*Your instructions:*
Keep only the lines that hold the string "this", filtering out the rest of the entries below.

++++++++

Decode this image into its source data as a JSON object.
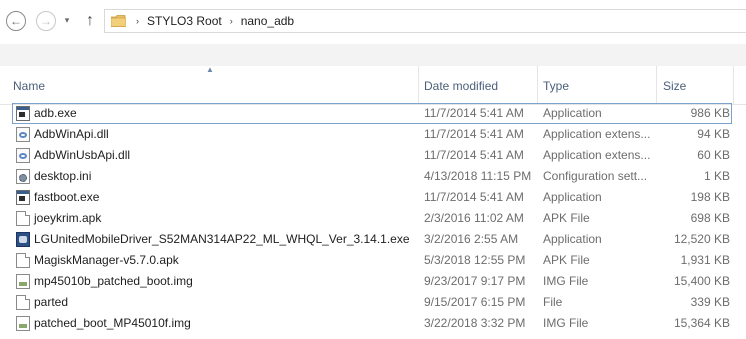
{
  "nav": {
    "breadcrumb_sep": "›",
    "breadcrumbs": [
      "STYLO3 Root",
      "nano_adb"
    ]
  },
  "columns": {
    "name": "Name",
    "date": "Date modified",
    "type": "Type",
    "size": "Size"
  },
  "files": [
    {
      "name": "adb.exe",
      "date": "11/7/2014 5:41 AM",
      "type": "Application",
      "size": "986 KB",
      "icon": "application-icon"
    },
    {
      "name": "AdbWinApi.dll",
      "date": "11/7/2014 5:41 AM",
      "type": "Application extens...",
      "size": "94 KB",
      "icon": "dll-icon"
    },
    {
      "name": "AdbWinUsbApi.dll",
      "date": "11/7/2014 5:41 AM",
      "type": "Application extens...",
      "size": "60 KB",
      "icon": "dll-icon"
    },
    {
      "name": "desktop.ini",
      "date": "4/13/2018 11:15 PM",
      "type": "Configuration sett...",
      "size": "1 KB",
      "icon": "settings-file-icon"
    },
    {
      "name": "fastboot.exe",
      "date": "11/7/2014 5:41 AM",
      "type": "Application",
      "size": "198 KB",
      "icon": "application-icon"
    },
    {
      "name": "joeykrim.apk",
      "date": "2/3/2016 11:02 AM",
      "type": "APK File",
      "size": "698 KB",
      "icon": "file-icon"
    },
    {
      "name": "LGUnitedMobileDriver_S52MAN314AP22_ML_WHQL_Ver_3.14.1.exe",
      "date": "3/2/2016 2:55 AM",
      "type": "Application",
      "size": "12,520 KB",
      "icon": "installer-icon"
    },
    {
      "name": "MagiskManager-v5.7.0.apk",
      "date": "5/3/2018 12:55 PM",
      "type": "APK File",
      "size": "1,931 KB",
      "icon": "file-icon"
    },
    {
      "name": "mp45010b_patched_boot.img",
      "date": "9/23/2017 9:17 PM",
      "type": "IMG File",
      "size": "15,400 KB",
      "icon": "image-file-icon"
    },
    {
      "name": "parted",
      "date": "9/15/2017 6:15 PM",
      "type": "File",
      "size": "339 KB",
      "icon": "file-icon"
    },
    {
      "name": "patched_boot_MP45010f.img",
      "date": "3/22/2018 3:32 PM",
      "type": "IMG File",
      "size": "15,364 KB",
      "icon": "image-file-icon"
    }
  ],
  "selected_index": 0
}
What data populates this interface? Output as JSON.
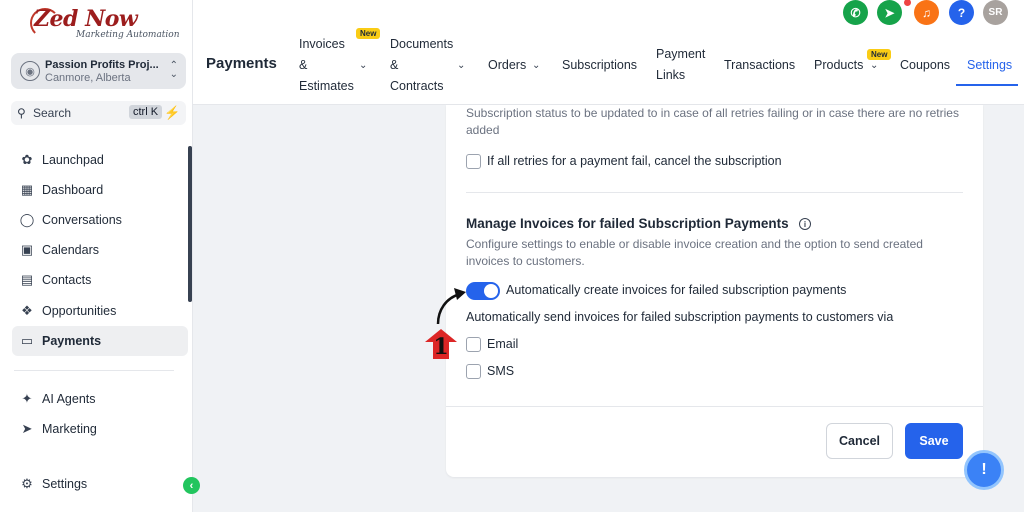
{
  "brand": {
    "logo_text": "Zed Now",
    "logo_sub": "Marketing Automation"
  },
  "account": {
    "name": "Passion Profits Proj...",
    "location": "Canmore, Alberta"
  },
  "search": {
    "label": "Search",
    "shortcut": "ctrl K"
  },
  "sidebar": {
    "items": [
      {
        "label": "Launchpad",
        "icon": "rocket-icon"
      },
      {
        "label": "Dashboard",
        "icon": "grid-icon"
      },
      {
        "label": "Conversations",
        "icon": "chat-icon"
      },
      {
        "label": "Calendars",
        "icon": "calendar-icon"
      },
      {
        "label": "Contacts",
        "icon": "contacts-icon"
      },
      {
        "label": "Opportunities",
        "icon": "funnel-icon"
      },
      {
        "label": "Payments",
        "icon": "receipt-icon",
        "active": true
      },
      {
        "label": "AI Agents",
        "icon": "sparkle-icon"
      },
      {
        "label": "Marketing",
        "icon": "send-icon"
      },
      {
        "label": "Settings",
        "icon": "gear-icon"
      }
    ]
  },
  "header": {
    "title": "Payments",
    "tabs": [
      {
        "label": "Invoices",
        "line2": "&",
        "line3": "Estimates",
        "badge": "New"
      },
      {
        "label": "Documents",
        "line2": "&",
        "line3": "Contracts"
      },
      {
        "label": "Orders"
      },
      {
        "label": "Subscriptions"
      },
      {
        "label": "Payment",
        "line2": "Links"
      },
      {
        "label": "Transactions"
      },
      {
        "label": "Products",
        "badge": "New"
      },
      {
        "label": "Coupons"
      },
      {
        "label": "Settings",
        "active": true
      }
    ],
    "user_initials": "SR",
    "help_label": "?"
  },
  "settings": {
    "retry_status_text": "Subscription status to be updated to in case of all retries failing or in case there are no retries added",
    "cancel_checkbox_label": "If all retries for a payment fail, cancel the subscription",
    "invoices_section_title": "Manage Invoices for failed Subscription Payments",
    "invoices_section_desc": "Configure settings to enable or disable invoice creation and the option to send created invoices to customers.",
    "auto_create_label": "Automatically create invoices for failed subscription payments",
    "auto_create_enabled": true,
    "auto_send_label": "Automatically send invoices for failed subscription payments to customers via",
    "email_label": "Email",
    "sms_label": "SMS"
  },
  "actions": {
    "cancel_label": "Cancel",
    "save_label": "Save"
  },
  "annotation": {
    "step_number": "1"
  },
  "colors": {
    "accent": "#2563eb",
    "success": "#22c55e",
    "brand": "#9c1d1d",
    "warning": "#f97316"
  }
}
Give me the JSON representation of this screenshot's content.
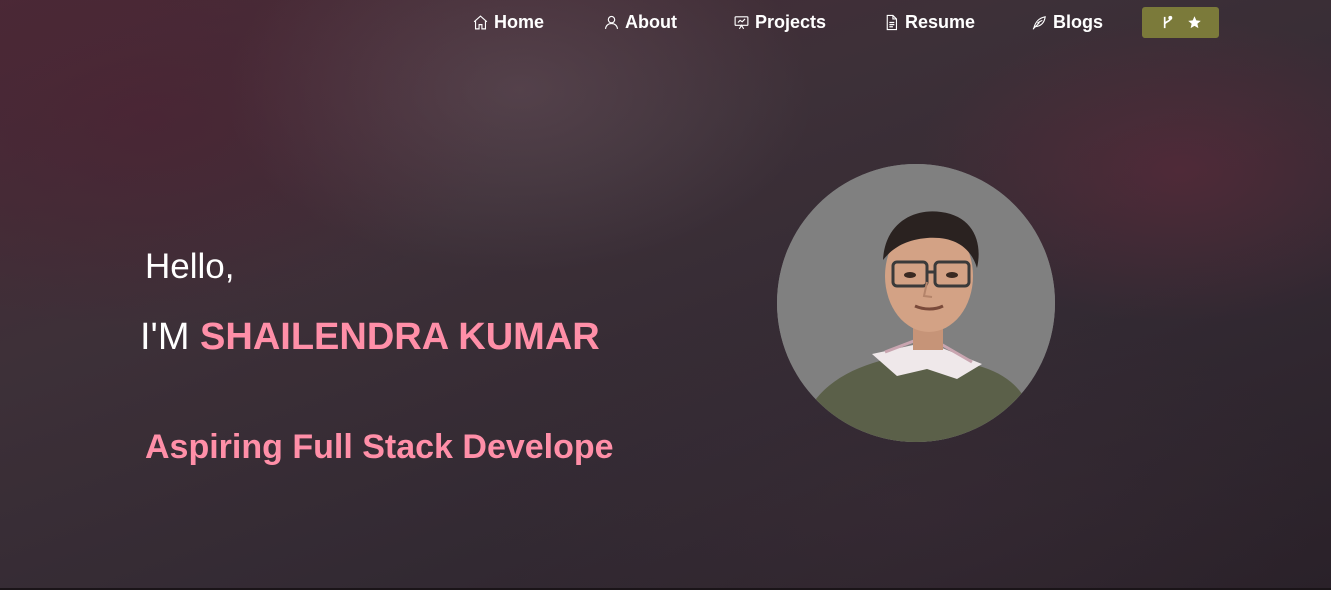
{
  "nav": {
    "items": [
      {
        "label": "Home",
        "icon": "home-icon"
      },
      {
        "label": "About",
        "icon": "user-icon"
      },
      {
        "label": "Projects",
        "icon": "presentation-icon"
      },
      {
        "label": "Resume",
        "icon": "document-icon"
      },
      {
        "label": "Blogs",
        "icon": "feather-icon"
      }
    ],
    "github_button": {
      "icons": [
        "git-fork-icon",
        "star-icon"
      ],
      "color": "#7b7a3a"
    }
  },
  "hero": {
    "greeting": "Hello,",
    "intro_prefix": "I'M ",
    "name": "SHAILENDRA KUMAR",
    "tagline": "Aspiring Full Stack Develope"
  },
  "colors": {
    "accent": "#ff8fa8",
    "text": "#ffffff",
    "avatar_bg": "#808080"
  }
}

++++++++

*Answer section:*
Decode this image into its source data as a JSON object.
What data populates this interface? Output as JSON.
Give me the JSON representation of this screenshot's content.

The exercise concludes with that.